Well, dear readers, I hope you never have to do as much nursing as Peta and I have done in the last few months. If you do, I hope this article helps. And if you need to consult a vet about an alternative approach to healing you can’t do much better than seeking out Tomas Teskey (tomasteskey@yahoo.com) or Ralitsa Grancharova (vandtequineservices@gmail.com).

 

COMING SOON

It’s the 100th anniversary of women winning the vote this year. I will be interviewing some very special women whose work has always been a male preserve – trimming horse’s hooves.

 

                                                                                BOOKS BOOKS BOOKS

My non-fiction book – A Barefoot Journey – tells the story of riding without shoes in a hostile equine world. Mistakes, falls and triumphs are recorded against the background of a divided equine world which was defending the tradition of shoeing…with prosecutions. Available on Amazon UK and Amazon US – paperback for £2.84 and Kindle for 99p. 

My historical novel, The First Vet, is inspired by the life and work of the amazing early vet, Bracy Clark – the man who exposed the harm of shoeing 200 years ago but was mocked by the veterinary establishment. His battle motivated me to stretch my writing skills from journalism to novel writing and took me to the British Library and the Royal Veterinary College for years of research. Paperback price £6.99, Kindle £2.24 –Amazon UKAmazon US. This page-turning book has more than 50 excellent reviews on Amazon and a recommend from the Historical NovelCover Society. 

‘I originally bought this book from Linda at a horse show a couple of years ago but only just got round to reading it. I wish I had read it ages ago! I was absolutely gripped from the first page.
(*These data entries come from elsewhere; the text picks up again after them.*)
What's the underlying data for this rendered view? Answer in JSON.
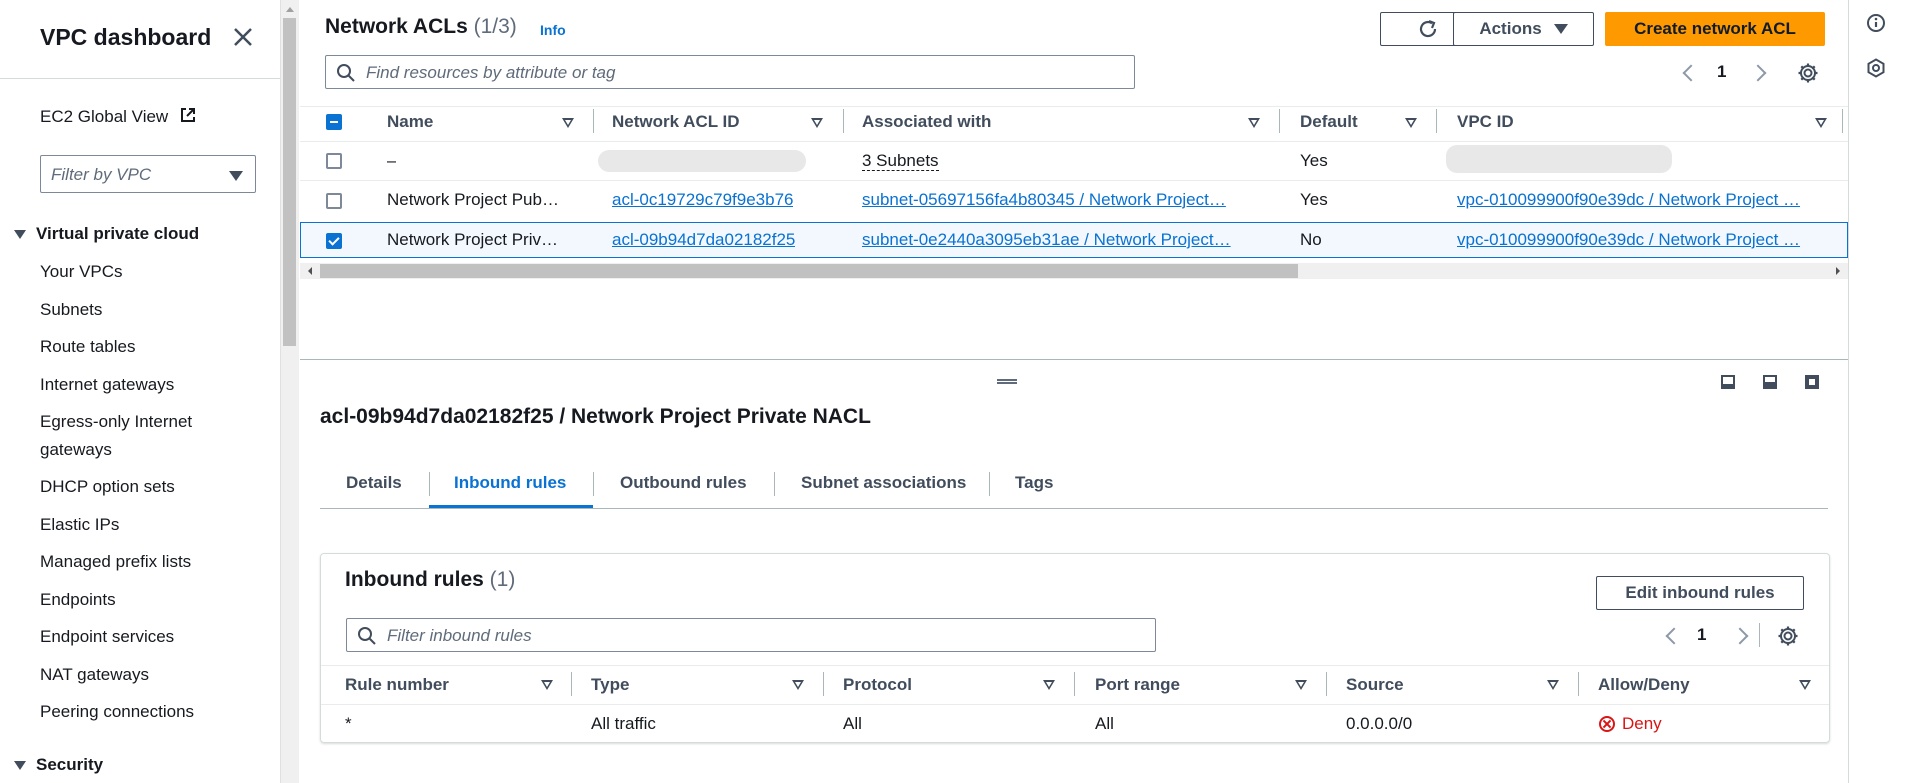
{
  "sidebar": {
    "title": "VPC dashboard",
    "global_view": "EC2 Global View",
    "filter_placeholder": "Filter by VPC",
    "section_vpc": "Virtual private cloud",
    "items": [
      "Your VPCs",
      "Subnets",
      "Route tables",
      "Internet gateways",
      "Egress-only Internet",
      "gateways",
      "DHCP option sets",
      "Elastic IPs",
      "Managed prefix lists",
      "Endpoints",
      "Endpoint services",
      "NAT gateways",
      "Peering connections"
    ],
    "section_security": "Security"
  },
  "header": {
    "title": "Network ACLs",
    "count": "(1/3)",
    "info": "Info",
    "actions_label": "Actions",
    "create_label": "Create network ACL",
    "search_placeholder": "Find resources by attribute or tag",
    "page": "1"
  },
  "table": {
    "columns": [
      "Name",
      "Network ACL ID",
      "Associated with",
      "Default",
      "VPC ID"
    ],
    "rows": [
      {
        "name": "–",
        "acl_id": "",
        "associated": "3 Subnets",
        "default": "Yes",
        "vpc": ""
      },
      {
        "name": "Network Project Pub…",
        "acl_id": "acl-0c19729c79f9e3b76",
        "associated": "subnet-05697156fa4b80345 / Network Project…",
        "default": "Yes",
        "vpc": "vpc-010099900f90e39dc / Network Project …"
      },
      {
        "name": "Network Project Priv…",
        "acl_id": "acl-09b94d7da02182f25",
        "associated": "subnet-0e2440a3095eb31ae / Network Project…",
        "default": "No",
        "vpc": "vpc-010099900f90e39dc / Network Project …"
      }
    ]
  },
  "detail": {
    "title": "acl-09b94d7da02182f25 / Network Project Private NACL",
    "tabs": [
      "Details",
      "Inbound rules",
      "Outbound rules",
      "Subnet associations",
      "Tags"
    ],
    "active_tab": "Inbound rules",
    "card_title": "Inbound rules",
    "card_count": "(1)",
    "edit_label": "Edit inbound rules",
    "filter_placeholder": "Filter inbound rules",
    "page": "1",
    "columns": [
      "Rule number",
      "Type",
      "Protocol",
      "Port range",
      "Source",
      "Allow/Deny"
    ],
    "rules": [
      {
        "rule": "*",
        "type": "All traffic",
        "protocol": "All",
        "port": "All",
        "source": "0.0.0.0/0",
        "action": "Deny"
      }
    ]
  },
  "colors": {
    "accent": "#0972d3",
    "primary": "#ff9900",
    "deny": "#d91515"
  }
}
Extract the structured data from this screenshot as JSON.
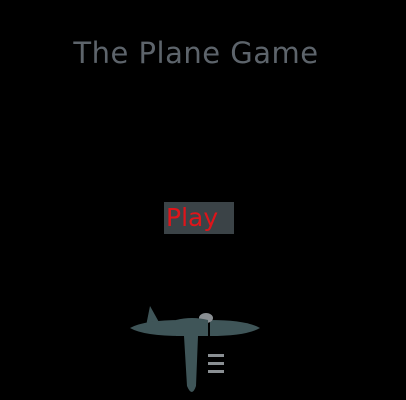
{
  "game": {
    "title": "The Plane Game",
    "play_label": "Play",
    "colors": {
      "background": "#000000",
      "title": "#5d646b",
      "play_text": "#e0141a",
      "play_bg": "#3b4347",
      "plane": "#3f5558",
      "plane_accent": "#8a8f93"
    },
    "player_icon": "plane-icon"
  }
}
It is brilliantly written, well researched, and told with compassion.’ – Amazon UK reader.

I’m a writer and journalist – if you want to keep in touch, click the follow button on this campaigning blog or find me on Facebook…or buy one of my books for yourself or a friend!